> [WHAT TO DO] Type out all the data below, word for word.
[[ DATA PROVIDED open ]]
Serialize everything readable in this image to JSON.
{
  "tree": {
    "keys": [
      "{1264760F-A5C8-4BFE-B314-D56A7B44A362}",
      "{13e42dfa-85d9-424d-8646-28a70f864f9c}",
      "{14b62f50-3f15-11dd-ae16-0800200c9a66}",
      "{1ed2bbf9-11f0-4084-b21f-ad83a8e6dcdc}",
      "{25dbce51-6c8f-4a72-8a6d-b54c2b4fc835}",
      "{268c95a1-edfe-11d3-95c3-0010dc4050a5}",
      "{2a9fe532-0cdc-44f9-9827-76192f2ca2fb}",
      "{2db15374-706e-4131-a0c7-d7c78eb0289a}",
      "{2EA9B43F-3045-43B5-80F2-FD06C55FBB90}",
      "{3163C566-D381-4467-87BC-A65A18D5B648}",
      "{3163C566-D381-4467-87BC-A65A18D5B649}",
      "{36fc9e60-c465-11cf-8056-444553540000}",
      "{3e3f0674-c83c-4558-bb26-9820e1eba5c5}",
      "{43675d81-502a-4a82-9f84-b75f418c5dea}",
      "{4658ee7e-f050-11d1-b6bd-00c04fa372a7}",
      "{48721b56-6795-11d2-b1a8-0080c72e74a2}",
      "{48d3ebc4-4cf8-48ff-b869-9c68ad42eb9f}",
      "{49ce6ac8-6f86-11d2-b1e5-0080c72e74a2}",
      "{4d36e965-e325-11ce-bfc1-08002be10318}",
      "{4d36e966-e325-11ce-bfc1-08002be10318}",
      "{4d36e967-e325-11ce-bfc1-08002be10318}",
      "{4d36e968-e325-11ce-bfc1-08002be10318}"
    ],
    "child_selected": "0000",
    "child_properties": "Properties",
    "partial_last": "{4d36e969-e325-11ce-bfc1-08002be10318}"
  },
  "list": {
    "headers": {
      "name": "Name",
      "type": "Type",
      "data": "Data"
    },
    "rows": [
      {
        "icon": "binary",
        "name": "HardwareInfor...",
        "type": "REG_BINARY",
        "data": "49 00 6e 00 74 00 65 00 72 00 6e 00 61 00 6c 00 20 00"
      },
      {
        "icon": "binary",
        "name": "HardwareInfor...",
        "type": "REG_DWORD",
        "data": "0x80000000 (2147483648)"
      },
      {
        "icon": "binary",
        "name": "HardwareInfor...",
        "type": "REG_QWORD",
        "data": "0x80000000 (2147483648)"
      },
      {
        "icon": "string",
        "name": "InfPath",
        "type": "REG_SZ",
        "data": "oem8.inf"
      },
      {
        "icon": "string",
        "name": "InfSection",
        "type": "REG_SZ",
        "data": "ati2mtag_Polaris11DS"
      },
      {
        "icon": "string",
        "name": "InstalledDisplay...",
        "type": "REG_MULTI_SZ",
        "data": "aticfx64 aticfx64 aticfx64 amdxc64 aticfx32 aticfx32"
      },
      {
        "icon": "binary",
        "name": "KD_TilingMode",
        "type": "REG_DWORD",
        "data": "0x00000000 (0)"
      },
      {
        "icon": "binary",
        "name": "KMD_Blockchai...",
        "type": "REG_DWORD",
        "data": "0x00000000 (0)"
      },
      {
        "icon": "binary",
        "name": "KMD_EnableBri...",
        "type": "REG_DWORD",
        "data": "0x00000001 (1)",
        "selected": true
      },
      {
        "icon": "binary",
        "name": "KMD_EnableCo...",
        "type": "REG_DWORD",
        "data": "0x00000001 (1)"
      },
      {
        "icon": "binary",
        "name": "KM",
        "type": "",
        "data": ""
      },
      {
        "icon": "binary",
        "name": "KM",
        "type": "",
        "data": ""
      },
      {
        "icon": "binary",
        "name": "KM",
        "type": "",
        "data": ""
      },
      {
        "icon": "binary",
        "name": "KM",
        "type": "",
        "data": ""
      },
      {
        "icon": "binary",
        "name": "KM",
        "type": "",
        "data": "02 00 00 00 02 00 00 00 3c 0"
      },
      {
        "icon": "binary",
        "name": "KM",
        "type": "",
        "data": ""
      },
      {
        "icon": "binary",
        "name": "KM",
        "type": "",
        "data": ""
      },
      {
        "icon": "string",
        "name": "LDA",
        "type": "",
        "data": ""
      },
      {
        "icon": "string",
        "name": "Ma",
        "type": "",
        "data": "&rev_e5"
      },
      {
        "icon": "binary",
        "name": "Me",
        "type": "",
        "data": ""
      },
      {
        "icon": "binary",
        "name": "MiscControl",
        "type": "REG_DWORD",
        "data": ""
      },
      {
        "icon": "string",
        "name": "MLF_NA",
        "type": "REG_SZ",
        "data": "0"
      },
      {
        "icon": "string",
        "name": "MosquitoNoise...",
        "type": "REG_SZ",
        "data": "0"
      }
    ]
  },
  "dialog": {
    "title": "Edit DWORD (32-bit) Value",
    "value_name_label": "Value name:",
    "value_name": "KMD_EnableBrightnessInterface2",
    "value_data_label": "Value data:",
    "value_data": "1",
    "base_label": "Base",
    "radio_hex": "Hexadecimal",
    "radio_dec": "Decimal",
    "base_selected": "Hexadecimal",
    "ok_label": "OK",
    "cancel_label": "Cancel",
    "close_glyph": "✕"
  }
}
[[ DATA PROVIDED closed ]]
> [ANSWER SECTION]
Serialize everything readable in this image to JSON.
{
  "tree": {
    "keys": [
      "{1264760F-A5C8-4BFE-B314-D56A7B44A362}",
      "{13e42dfa-85d9-424d-8646-28a70f864f9c}",
      "{14b62f50-3f15-11dd-ae16-0800200c9a66}",
      "{1ed2bbf9-11f0-4084-b21f-ad83a8e6dcdc}",
      "{25dbce51-6c8f-4a72-8a6d-b54c2b4fc835}",
      "{268c95a1-edfe-11d3-95c3-0010dc4050a5}",
      "{2a9fe532-0cdc-44f9-9827-76192f2ca2fb}",
      "{2db15374-706e-4131-a0c7-d7c78eb0289a}",
      "{2EA9B43F-3045-43B5-80F2-FD06C55FBB90}",
      "{3163C566-D381-4467-87BC-A65A18D5B648}",
      "{3163C566-D381-4467-87BC-A65A18D5B649}",
      "{36fc9e60-c465-11cf-8056-444553540000}",
      "{3e3f0674-c83c-4558-bb26-9820e1eba5c5}",
      "{43675d81-502a-4a82-9f84-b75f418c5dea}",
      "{4658ee7e-f050-11d1-b6bd-00c04fa372a7}",
      "{48721b56-6795-11d2-b1a8-0080c72e74a2}",
      "{48d3ebc4-4cf8-48ff-b869-9c68ad42eb9f}",
      "{49ce6ac8-6f86-11d2-b1e5-0080c72e74a2}",
      "{4d36e965-e325-11ce-bfc1-08002be10318}",
      "{4d36e966-e325-11ce-bfc1-08002be10318}",
      "{4d36e967-e325-11ce-bfc1-08002be10318}",
      "{4d36e968-e325-11ce-bfc1-08002be10318}"
    ],
    "child_selected": "0000",
    "child_properties": "Properties",
    "partial_last": "{4d36e969-e325-11ce-bfc1-08002be10318}"
  },
  "list": {
    "headers": {
      "name": "Name",
      "type": "Type",
      "data": "Data"
    },
    "rows": [
      {
        "icon": "binary",
        "name": "HardwareInfor...",
        "type": "REG_BINARY",
        "data": "49 00 6e 00 74 00 65 00 72 00 6e 00 61 00 6c 00 20 00"
      },
      {
        "icon": "binary",
        "name": "HardwareInfor...",
        "type": "REG_DWORD",
        "data": "0x80000000 (2147483648)"
      },
      {
        "icon": "binary",
        "name": "HardwareInfor...",
        "type": "REG_QWORD",
        "data": "0x80000000 (2147483648)"
      },
      {
        "icon": "string",
        "name": "InfPath",
        "type": "REG_SZ",
        "data": "oem8.inf"
      },
      {
        "icon": "string",
        "name": "InfSection",
        "type": "REG_SZ",
        "data": "ati2mtag_Polaris11DS"
      },
      {
        "icon": "string",
        "name": "InstalledDisplay...",
        "type": "REG_MULTI_SZ",
        "data": "aticfx64 aticfx64 aticfx64 amdxc64 aticfx32 aticfx32"
      },
      {
        "icon": "binary",
        "name": "KD_TilingMode",
        "type": "REG_DWORD",
        "data": "0x00000000 (0)"
      },
      {
        "icon": "binary",
        "name": "KMD_Blockchai...",
        "type": "REG_DWORD",
        "data": "0x00000000 (0)"
      },
      {
        "icon": "binary",
        "name": "KMD_EnableBri...",
        "type": "REG_DWORD",
        "data": "0x00000001 (1)",
        "selected": true
      },
      {
        "icon": "binary",
        "name": "KMD_EnableCo...",
        "type": "REG_DWORD",
        "data": "0x00000001 (1)"
      },
      {
        "icon": "binary",
        "name": "KM",
        "type": "",
        "data": ""
      },
      {
        "icon": "binary",
        "name": "KM",
        "type": "",
        "data": ""
      },
      {
        "icon": "binary",
        "name": "KM",
        "type": "",
        "data": ""
      },
      {
        "icon": "binary",
        "name": "KM",
        "type": "",
        "data": ""
      },
      {
        "icon": "binary",
        "name": "KM",
        "type": "",
        "data": "02 00 00 00 02 00 00 00 3c 0"
      },
      {
        "icon": "binary",
        "name": "KM",
        "type": "",
        "data": ""
      },
      {
        "icon": "binary",
        "name": "KM",
        "type": "",
        "data": ""
      },
      {
        "icon": "string",
        "name": "LDA",
        "type": "",
        "data": ""
      },
      {
        "icon": "string",
        "name": "Ma",
        "type": "",
        "data": "&rev_e5"
      },
      {
        "icon": "binary",
        "name": "Me",
        "type": "",
        "data": ""
      },
      {
        "icon": "binary",
        "name": "MiscControl",
        "type": "REG_DWORD",
        "data": ""
      },
      {
        "icon": "string",
        "name": "MLF_NA",
        "type": "REG_SZ",
        "data": "0"
      },
      {
        "icon": "string",
        "name": "MosquitoNoise...",
        "type": "REG_SZ",
        "data": "0"
      }
    ]
  },
  "dialog": {
    "title": "Edit DWORD (32-bit) Value",
    "value_name_label": "Value name:",
    "value_name": "KMD_EnableBrightnessInterface2",
    "value_data_label": "Value data:",
    "value_data": "1",
    "base_label": "Base",
    "radio_hex": "Hexadecimal",
    "radio_dec": "Decimal",
    "base_selected": "Hexadecimal",
    "ok_label": "OK",
    "cancel_label": "Cancel",
    "close_glyph": "✕"
  }
}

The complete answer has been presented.